When you repeat the entries below, keep each word exactly as it is and drop the pictures.

━━━━━━━━━━━━━━━━

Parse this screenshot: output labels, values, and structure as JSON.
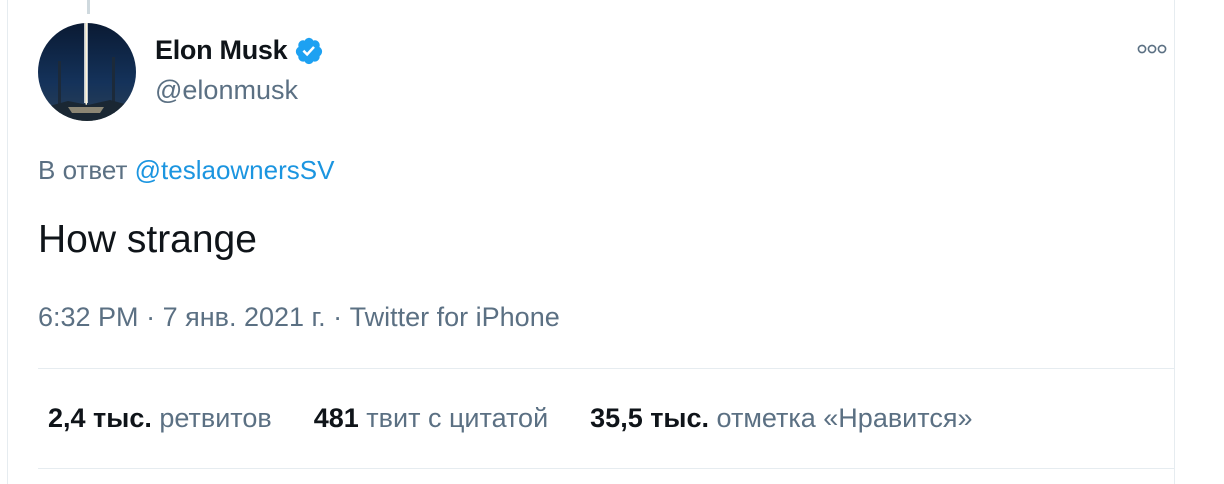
{
  "tweet": {
    "author": {
      "name": "Elon Musk",
      "handle": "@elonmusk",
      "verified": true
    },
    "reply": {
      "prefix": "В ответ",
      "mention": "@teslaownersSV"
    },
    "text": "How strange",
    "meta": {
      "time": "6:32 PM",
      "date": "7 янв. 2021 г.",
      "source": "Twitter for iPhone",
      "separator": "·"
    },
    "stats": {
      "retweets": {
        "count": "2,4 тыс.",
        "label": "ретвитов"
      },
      "quotes": {
        "count": "481",
        "label": "твит с цитатой"
      },
      "likes": {
        "count": "35,5 тыс.",
        "label": "отметка «Нравится»"
      }
    }
  },
  "icons": {
    "verified": "verified-badge-icon",
    "more": "more-options-icon"
  },
  "colors": {
    "accent": "#1da1f2",
    "link": "#1b95e0",
    "secondary_text": "#5b7083",
    "primary_text": "#0f1419",
    "divider": "#e6ecf0"
  }
}
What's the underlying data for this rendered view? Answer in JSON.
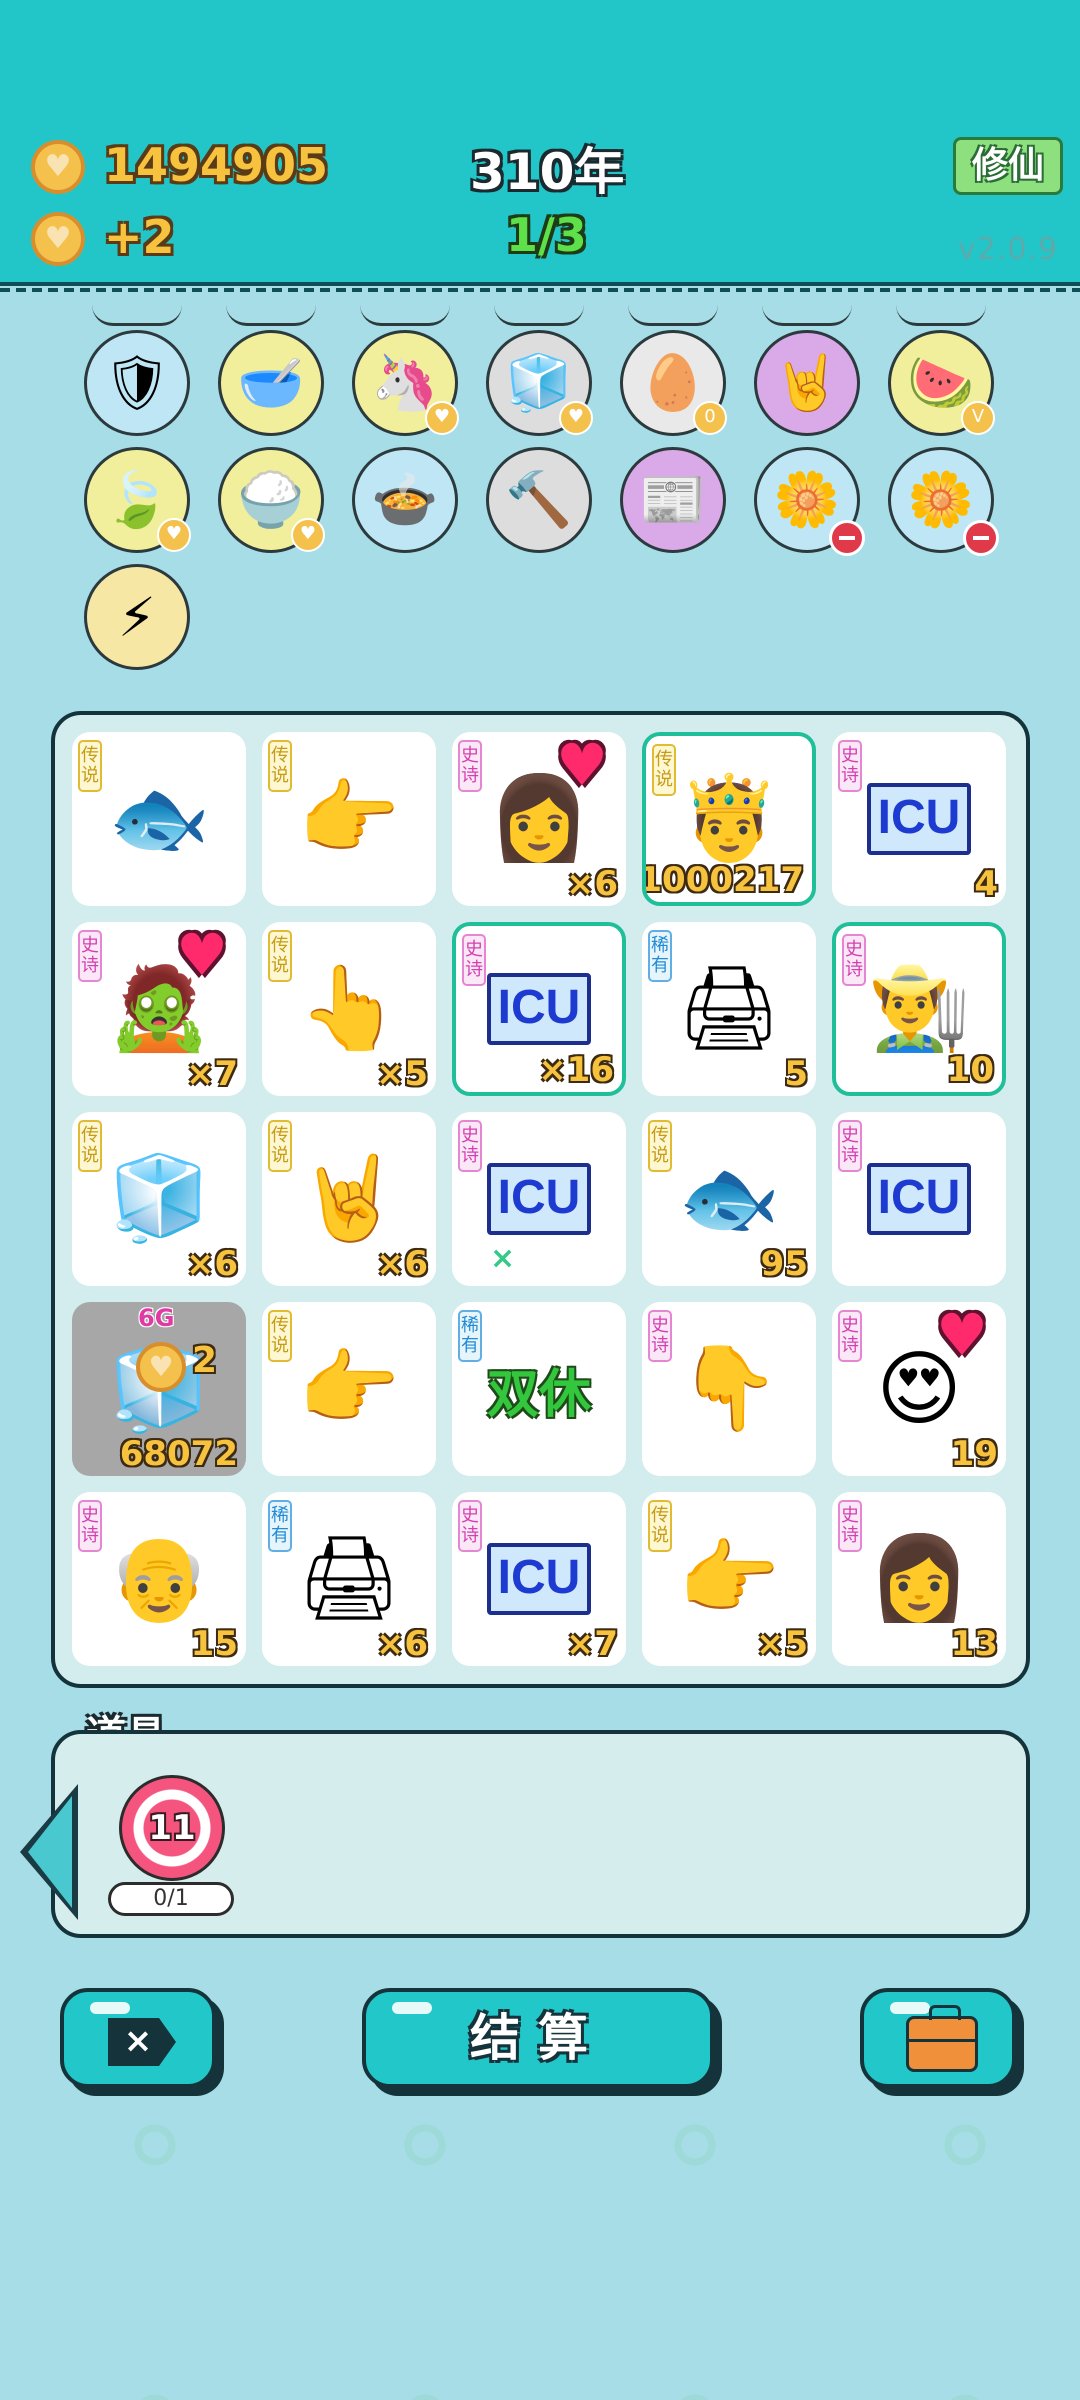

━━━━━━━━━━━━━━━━

◆ **TASK SOLUTION**
Parse this screenshot: output labels, values, and structure as JSON.
{
  "tweet": {
    "author": {
      "name": "Elon Musk",
      "handle": "@elonmusk",
      "verified": true
    },
    "reply": {
      "prefix": "В ответ",
      "mention": "@teslaownersSV"
    },
    "text": "How strange",
    "meta": {
      "time": "6:32 PM",
      "date": "7 янв. 2021 г.",
      "source": "Twitter for iPhone",
      "separator": "·"
    },
    "stats": {
      "retweets": {
        "count": "2,4 тыс.",
        "label": "ретвитов"
      },
      "quotes": {
        "count": "481",
        "label": "твит с цитатой"
      },
      "likes": {
        "count": "35,5 тыс.",
        "label": "отметка «Нравится»"
      }
    }
  },
  "icons": {
    "verified": "verified-badge-icon",
    "more": "more-options-icon"
  },
  "colors": {
    "accent": "#1da1f2",
    "link": "#1b95e0",
    "secondary_text": "#5b7083",
    "primary_text": "#0f1419",
    "divider": "#e6ecf0"
  }
}
What's the underlying data for this rendered view? Answer in JSON.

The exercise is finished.